When Don Corleone wanted to intimidate someone, he would “make them an offer that they could not refuse.”
Taking a page from the Don’s book, when the Enron Task Force wants to intimidate a favorable defense witness from testifying in an Enron-related criminal case, the Task Force simply “informs” the witness that he or she is a co-conspirator with an Enron criminal defendant and might be indicted if they assist the defense of that defendant.
That’s certainly the impression one gets from this Mary Flood/Houston Chronicle article that reports on the Task Force’s response to the earlier motion of former key Enron executives Kenneth Lay, Jeff Skilling, and Richard Causey to dismiss the criminal case against them because of the Task Force’s misconduct in intimidating prospective defense witnesses.
The Task Force apparently gave a copy of its response to Ms. Flood before they filed it on the electronic docket of the case, so a copy of the pleading is not yet available to the general public. I will post a copy when it becomes available.
According to Ms. Flood’s review of the Task Force’s response, the Task Force concentrates on the fact that the defendants’ motion relies to a substantial degree on hearsay statements of attorneys who are representing the prospective defense witnesses who the Task Force has threatened.
Of course, the fact that the lawyers for intimidated witnesses will only disclose such threats on a confidential basis is not particularly surprising, given the risk of Task Force retribution if the lawyers were to implicate their clients publicly.
Nevertheless, it’s reasonably certain from prior testimony of two witnesses (here and here) and the Task Force’s unprecedented fingering of 114 co-conspirators in the case that witness intimidation is taking place, so U.S. District Judge Sim Lake clearly has a problem confronting him and he is struggling to figure out how to deal with it.
Ms. Flood’s article does note additional information about a documented incident of intimidation that was referred to in the Lay-Skilling-Causey motion, but much of the information was redacted in the motion.
The incident referred to in the Lay-Skilling-Causey motion involved an email from a Task Force prosecutor to a defense attorney for a cooperating government witness in one of the Enron cases that told the lawyer for the cooperating witness to direct his co-counsel to stop talking to Mr. Skilling’s lawyer or that he should “get rid” of him. The Lay-Skilling-Causey motion does not name the identity of the Task Force member who sent the email or the attorney to whom it was sent.
Ms. Flood reports that the Task Force’s response provides that information. Former Enron Task Force director Andrew Weissmann sent the email to “a Washington, D.C., area lawyer for former Enron official Ken Rice.” The docket of Mr. Rice’s case reflects that attorney to be William Dolan, but the more interesting revelation is Mr. Dolan’s co-counsel in defending Mr. Rice — i.e., Houston-based criminal defense Dan Cogdell.

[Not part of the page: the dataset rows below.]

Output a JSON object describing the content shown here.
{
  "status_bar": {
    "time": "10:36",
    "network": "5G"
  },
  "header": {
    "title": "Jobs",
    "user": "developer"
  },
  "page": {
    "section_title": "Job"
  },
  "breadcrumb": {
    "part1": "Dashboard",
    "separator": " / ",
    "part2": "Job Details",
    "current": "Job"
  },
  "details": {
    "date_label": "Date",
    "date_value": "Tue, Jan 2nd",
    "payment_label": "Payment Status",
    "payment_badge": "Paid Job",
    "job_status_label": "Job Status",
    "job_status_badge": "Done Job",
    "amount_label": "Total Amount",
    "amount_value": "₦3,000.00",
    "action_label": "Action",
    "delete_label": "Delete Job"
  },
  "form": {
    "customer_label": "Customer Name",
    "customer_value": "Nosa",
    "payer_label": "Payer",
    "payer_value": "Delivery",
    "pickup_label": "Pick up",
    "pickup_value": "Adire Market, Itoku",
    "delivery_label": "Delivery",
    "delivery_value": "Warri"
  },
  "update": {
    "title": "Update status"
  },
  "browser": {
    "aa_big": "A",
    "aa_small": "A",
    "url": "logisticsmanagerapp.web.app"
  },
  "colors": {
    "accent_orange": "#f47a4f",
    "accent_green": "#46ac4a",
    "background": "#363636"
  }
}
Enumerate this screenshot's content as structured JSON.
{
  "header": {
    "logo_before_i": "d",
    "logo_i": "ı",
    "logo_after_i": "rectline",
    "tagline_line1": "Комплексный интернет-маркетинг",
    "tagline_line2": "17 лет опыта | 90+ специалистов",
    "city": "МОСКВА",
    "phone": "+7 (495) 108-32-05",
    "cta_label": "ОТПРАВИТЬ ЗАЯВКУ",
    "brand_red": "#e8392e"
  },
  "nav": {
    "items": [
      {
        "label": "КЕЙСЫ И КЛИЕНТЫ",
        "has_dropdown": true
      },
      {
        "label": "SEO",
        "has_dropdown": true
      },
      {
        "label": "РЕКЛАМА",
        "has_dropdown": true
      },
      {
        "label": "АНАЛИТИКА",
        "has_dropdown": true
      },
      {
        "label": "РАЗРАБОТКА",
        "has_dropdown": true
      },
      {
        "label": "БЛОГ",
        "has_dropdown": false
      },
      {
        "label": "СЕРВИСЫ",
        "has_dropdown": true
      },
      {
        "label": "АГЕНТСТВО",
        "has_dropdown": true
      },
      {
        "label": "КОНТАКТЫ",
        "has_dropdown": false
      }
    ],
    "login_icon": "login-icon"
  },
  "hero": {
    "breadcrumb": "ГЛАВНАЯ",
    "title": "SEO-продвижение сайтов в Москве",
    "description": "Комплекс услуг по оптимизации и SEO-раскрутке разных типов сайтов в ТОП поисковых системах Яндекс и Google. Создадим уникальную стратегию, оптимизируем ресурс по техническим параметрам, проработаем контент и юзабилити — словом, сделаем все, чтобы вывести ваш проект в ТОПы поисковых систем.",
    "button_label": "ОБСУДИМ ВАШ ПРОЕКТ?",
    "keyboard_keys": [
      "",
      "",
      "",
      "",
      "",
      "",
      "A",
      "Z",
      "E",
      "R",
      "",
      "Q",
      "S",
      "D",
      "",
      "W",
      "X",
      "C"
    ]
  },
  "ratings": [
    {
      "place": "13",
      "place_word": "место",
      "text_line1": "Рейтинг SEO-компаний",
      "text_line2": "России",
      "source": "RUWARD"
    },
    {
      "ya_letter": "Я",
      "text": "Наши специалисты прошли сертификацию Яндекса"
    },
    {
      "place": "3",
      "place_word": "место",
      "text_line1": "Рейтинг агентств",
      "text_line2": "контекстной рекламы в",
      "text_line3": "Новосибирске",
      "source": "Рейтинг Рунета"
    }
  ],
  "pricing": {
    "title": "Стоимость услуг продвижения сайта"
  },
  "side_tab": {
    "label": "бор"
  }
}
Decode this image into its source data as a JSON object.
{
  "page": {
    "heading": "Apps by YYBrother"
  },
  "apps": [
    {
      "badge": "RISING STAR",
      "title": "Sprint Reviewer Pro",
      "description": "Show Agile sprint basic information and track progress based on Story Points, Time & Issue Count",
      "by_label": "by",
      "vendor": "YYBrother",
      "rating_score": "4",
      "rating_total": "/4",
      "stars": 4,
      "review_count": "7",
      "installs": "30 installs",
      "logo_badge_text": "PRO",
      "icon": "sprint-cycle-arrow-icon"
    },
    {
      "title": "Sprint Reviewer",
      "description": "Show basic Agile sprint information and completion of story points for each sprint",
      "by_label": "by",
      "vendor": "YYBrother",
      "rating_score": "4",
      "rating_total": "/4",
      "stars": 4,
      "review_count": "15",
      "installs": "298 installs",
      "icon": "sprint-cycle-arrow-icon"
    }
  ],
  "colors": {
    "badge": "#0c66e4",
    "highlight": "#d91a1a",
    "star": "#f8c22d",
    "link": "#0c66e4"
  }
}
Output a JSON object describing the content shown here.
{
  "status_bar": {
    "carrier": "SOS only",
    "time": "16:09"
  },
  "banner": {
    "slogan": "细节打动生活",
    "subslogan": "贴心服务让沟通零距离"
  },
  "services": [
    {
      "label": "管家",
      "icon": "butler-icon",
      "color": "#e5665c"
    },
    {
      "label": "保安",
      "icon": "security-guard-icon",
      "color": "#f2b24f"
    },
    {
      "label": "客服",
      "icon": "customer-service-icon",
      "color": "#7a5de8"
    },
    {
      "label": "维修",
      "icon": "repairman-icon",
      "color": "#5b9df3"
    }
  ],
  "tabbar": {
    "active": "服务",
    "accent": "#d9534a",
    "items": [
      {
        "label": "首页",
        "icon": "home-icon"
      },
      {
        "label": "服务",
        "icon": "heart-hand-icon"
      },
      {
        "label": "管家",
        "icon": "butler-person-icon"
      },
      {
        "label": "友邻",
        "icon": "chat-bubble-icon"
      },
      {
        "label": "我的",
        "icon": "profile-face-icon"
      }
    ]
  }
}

H’mm, isn’t that a coincidence. Mr. Cogdell happens to be the attorney who successfully defended the only defendant in the Nigerian Barge case — former Enron accountant Sheila Kahanek — who was acquitted in the trial of that case.
Mr. Rice is the former Enron Broadband executive who testified falsely during the trial of the Enron Broadband case after copping a plea with the Task Force in the face of an almost certain conviction on insider trading charges that are unrelated to either the Broadband case or the Lay-Skilling-Causey case.
Mr. Rice — whose plea bargain allows the Task Force to withdraw its support for a light sentence if fails to “cooperate” with the Task Force in various Enron-related criminal trials — is expected to be a key prosecution witness in the upcoming trial of the Lay-Skilling-Causey case.
Accordingly, Mr. Weissmann’s email during the early stages of the Enron Broadband trial appears to be a clear attempt at least to remind — if not outright threaten — Rice’s counsel that Rice’s plea deal could be at risk unless Cogdell quit talking with Mr. Skilling’s counsel. Even more telling is that Weissman’s threatening email to Rice’s counsel was sent almost immediately after the Enron Broadband defense had caught Rice providing false testimony on behalf of the prosecution during the Enron Broadband trial.
Thus, rather than seeking the truth of whether the defendants committed crimes at Enron, the Task Force suppresses exculpatory testimony for the defendants by fingering over a hundred alleged co-conspirators, threatens defense witnesses, and threatens a cooperating witness with breach of his plea bargain if his counsel even chats with defense counsel for Mr. Skilling.
Does anyone really believe that Messrs. Lay, Skilling and Causey — already facing a highly anti-Enron environment that the prosecution has helped fuel — can receive a fair trial under these circumstances? And is this really the way that we want our Justice Department to be operating?